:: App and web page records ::
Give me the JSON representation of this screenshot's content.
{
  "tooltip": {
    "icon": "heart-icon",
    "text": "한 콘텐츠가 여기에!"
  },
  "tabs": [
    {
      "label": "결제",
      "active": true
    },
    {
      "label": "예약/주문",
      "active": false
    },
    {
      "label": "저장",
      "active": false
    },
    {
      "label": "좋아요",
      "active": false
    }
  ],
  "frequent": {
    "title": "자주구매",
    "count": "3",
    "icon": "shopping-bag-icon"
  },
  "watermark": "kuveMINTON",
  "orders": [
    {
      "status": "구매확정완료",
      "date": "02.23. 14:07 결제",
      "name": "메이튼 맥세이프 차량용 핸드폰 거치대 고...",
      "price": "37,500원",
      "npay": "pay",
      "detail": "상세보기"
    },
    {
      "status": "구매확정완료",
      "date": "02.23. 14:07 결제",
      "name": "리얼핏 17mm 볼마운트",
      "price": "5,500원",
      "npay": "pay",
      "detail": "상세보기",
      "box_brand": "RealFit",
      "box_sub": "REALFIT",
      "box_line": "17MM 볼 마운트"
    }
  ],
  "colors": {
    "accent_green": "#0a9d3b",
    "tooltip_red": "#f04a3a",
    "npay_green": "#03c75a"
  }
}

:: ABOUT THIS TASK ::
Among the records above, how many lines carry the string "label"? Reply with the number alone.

:: ANSWER FOR THE TASK ::
4